* _Description of the task_
Check each line of the listing for the word "Jumlah" and report the ones that have it.

* _Information supplied_
==*==
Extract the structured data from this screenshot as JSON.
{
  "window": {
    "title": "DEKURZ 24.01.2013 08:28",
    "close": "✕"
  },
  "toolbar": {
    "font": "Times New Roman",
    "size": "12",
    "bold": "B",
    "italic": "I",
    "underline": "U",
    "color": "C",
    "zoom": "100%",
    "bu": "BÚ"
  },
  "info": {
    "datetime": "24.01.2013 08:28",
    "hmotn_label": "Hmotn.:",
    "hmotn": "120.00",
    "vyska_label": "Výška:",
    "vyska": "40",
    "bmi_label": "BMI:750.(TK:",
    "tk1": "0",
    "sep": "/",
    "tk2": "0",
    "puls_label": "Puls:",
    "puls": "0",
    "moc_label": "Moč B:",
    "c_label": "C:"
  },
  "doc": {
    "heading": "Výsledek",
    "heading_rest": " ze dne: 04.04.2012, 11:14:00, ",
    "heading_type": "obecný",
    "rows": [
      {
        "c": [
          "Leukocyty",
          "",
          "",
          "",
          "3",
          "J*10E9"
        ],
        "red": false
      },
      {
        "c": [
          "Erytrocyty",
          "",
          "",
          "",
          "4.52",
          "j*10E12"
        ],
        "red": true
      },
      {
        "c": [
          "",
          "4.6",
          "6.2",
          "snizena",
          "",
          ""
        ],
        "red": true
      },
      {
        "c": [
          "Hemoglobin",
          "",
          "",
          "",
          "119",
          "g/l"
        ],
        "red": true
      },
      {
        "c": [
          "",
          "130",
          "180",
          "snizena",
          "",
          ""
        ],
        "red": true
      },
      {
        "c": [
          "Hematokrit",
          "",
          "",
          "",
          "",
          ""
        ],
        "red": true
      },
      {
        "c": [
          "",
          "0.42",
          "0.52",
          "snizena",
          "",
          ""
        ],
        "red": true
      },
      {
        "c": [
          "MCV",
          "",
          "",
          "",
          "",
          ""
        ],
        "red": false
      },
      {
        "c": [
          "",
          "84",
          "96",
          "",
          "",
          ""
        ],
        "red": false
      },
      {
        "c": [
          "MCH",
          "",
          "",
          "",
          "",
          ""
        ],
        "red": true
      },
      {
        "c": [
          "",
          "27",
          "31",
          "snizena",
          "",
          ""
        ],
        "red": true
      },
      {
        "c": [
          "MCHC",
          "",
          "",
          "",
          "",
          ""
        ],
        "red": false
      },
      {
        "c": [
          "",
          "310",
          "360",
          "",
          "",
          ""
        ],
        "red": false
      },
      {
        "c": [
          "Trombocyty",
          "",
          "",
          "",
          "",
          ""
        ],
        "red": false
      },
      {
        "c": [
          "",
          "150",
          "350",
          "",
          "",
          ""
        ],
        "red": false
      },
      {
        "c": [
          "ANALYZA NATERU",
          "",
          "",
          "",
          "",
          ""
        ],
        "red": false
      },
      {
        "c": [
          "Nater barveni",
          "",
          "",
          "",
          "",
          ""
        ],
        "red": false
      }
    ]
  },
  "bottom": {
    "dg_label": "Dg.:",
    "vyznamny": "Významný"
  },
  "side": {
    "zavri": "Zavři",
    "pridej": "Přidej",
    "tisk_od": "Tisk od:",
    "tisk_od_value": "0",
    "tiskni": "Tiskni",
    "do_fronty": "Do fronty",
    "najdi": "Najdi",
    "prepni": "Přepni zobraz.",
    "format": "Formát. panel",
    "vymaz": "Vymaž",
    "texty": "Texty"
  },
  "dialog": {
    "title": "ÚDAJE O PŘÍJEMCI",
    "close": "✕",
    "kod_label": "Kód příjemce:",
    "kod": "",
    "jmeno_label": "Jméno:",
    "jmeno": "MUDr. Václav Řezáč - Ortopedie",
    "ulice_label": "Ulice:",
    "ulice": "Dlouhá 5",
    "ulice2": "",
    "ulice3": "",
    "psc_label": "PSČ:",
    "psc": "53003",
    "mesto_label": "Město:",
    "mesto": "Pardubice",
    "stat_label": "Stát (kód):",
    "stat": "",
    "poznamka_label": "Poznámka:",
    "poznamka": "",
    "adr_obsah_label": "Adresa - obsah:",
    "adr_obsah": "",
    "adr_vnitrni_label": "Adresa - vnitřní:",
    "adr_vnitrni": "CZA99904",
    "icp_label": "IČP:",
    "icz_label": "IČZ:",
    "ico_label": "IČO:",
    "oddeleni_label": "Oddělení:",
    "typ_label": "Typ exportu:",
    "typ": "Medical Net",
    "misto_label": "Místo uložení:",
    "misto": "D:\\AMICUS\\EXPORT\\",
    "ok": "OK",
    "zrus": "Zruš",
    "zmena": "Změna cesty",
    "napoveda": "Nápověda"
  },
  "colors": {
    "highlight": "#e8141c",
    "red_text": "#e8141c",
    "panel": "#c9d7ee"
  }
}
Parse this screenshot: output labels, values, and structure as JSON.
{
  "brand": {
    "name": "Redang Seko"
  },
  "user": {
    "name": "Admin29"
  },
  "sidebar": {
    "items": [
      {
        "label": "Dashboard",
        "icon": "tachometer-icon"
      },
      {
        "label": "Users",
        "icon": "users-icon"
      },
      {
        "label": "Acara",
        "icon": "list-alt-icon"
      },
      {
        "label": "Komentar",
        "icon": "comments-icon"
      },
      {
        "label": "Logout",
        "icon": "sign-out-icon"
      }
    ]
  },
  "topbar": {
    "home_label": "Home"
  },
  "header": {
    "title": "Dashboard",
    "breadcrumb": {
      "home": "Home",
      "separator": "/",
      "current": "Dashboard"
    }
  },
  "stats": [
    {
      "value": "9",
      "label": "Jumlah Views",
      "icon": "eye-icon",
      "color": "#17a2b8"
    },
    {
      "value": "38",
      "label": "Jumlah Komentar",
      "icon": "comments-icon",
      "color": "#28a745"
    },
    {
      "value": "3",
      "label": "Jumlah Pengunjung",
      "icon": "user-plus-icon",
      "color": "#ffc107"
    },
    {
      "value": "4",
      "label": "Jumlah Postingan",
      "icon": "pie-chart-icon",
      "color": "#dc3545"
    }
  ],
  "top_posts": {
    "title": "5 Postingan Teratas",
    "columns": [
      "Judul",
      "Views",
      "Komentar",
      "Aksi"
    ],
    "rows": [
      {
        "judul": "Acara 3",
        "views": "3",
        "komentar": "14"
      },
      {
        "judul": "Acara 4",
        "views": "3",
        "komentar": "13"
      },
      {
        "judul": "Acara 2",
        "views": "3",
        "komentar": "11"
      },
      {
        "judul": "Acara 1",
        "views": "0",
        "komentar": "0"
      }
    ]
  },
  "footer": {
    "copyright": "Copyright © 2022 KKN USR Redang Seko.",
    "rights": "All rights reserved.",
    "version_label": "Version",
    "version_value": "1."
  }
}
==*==
* _Response to this task_
      "label": "Jumlah Views",
      "label": "Jumlah Komentar",
      "label": "Jumlah Pengunjung",
      "label": "Jumlah Postingan",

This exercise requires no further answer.